● **Required action**
Lines from the listing below that contain the string "text" are to be reported.

● **Data for this exercise**
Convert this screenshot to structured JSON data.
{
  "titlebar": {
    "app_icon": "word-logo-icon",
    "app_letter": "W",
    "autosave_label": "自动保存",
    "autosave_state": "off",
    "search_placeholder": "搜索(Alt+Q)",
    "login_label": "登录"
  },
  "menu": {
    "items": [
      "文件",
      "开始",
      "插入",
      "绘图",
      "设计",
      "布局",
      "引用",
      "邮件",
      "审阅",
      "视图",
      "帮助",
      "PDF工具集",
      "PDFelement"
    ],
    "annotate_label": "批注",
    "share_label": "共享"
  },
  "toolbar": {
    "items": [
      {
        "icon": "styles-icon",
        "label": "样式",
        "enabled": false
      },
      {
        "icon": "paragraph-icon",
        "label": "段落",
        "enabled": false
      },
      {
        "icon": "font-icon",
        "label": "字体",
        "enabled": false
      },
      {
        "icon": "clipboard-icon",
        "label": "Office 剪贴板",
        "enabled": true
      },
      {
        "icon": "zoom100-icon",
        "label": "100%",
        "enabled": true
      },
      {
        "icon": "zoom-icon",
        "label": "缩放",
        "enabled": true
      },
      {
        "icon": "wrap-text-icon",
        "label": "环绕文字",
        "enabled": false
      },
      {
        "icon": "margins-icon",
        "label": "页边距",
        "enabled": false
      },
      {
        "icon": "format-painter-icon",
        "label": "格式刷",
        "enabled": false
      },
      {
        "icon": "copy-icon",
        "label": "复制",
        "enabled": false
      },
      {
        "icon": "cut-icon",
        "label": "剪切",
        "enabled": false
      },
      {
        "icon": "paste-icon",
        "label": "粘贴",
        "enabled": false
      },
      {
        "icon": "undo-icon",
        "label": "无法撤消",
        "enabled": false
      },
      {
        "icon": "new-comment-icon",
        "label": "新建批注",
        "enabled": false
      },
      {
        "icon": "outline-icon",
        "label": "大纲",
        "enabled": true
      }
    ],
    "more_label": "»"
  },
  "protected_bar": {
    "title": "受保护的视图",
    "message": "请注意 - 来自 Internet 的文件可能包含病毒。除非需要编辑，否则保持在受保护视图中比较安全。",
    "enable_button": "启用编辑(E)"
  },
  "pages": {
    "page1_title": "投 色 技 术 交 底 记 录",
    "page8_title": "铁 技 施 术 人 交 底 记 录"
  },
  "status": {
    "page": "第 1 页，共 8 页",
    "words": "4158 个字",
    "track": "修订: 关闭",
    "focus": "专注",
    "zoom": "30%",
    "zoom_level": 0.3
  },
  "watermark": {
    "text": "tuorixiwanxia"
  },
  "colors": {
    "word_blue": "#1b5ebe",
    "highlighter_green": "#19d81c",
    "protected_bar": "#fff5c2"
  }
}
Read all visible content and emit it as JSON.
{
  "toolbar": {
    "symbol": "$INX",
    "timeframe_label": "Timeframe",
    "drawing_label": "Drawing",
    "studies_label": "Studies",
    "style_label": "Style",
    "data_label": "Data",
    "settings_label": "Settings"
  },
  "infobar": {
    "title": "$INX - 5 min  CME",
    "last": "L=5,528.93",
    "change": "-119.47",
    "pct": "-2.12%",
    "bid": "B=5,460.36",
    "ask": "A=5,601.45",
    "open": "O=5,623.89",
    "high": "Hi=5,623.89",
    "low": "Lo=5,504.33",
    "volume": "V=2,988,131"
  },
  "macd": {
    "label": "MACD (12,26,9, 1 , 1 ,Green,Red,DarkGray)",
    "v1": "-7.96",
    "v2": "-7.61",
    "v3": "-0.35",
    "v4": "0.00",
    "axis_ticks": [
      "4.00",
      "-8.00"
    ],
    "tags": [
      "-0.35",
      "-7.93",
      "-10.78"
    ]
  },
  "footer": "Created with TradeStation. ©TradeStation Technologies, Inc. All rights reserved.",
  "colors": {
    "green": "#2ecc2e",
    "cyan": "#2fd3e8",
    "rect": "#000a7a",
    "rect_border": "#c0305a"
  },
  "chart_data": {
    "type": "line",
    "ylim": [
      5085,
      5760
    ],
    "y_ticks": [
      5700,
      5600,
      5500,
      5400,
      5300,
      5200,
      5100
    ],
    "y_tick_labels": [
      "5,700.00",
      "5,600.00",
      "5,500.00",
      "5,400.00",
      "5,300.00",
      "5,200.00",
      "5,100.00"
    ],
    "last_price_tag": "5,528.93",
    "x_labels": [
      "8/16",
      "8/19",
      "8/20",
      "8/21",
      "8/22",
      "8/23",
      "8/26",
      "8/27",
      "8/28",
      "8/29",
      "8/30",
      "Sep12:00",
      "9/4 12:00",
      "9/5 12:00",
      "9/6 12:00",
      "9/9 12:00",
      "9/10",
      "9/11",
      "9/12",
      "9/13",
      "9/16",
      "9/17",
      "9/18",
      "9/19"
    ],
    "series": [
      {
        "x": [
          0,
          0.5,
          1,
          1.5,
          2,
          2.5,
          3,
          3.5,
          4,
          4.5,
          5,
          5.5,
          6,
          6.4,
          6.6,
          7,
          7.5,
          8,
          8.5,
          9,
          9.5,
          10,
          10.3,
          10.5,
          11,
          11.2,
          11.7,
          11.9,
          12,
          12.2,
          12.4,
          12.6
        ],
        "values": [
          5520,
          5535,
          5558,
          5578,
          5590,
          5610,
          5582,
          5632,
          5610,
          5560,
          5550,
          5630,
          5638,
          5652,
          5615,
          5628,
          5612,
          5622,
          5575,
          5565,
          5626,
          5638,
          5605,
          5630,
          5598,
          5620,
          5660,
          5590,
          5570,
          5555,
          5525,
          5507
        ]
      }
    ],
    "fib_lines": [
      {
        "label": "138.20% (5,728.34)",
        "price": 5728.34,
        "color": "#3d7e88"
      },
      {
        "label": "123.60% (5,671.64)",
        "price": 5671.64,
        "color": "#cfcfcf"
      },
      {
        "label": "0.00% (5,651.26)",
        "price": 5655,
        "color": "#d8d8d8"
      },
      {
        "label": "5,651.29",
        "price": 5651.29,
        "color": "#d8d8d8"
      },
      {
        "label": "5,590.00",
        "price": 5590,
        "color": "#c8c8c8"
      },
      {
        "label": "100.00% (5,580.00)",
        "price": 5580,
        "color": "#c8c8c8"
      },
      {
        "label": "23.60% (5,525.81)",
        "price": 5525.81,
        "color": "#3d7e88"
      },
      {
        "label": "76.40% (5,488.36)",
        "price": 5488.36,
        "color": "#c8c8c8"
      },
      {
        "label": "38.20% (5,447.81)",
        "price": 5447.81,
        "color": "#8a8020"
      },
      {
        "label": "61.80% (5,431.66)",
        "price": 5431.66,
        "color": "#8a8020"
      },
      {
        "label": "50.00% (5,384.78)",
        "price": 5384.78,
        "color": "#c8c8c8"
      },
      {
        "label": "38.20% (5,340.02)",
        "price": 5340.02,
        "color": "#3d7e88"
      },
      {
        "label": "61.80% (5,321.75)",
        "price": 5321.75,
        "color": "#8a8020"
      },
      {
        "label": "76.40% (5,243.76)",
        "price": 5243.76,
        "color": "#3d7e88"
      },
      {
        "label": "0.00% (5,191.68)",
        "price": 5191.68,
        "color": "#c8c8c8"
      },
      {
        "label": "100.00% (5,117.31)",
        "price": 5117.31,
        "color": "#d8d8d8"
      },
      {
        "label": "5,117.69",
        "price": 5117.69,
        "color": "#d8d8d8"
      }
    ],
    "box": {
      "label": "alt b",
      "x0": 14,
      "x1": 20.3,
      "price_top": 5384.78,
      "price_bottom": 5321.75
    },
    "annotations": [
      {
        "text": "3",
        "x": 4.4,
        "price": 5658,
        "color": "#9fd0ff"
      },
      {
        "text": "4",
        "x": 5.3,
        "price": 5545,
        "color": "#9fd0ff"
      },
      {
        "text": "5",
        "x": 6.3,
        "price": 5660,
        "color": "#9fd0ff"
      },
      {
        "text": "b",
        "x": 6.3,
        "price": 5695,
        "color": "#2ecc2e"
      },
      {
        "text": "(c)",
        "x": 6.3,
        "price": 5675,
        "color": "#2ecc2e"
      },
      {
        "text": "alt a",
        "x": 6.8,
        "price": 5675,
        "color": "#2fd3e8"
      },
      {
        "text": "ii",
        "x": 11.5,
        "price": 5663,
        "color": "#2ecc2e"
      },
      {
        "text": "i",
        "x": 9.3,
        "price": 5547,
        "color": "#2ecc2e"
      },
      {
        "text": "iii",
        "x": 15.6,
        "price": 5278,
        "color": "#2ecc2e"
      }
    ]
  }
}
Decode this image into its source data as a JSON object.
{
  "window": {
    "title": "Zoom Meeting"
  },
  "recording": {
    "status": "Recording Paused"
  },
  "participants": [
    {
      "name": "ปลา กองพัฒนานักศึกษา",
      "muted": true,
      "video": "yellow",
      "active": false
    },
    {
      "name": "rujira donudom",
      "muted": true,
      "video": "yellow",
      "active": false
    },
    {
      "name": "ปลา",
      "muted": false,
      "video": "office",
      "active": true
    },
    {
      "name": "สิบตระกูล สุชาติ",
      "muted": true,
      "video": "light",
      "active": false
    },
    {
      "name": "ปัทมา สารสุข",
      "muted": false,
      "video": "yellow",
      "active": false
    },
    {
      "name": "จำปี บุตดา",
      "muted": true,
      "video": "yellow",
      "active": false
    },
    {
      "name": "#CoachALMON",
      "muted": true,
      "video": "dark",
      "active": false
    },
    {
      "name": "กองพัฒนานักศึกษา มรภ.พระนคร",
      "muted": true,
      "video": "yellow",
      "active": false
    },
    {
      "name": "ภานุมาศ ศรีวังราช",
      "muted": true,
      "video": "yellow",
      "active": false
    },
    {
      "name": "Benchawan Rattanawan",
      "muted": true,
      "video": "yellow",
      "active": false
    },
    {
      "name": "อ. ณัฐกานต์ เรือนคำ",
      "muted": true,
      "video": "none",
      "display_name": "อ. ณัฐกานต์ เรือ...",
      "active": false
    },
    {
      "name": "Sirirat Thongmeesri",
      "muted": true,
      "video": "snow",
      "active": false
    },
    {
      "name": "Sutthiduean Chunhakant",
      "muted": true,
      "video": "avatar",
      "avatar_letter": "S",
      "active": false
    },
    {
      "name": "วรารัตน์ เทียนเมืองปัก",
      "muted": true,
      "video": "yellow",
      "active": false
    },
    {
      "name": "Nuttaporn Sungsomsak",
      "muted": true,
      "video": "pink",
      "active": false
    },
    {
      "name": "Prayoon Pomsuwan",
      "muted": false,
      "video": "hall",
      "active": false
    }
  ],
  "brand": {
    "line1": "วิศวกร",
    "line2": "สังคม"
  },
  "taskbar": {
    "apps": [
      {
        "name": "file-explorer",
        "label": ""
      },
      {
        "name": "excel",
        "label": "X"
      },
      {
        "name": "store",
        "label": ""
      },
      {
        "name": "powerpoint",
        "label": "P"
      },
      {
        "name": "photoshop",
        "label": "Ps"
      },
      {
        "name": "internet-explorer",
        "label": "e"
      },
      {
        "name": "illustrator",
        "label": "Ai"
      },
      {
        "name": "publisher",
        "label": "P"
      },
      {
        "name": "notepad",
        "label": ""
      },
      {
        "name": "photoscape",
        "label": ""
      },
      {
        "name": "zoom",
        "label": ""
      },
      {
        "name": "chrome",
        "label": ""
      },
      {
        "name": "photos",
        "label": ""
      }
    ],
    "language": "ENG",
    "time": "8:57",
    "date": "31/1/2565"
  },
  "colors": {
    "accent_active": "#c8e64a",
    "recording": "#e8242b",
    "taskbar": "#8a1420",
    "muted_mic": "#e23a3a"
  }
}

● **Final answer**
        "icon": "wrap-text-icon",
    "text": "tuorixiwanxia"
        "text": "3",
        "text": "4",
        "text": "5",
        "text": "b",
        "text": "(c)",
        "text": "alt a",
        "text": "ii",
        "text": "i",
        "text": "iii",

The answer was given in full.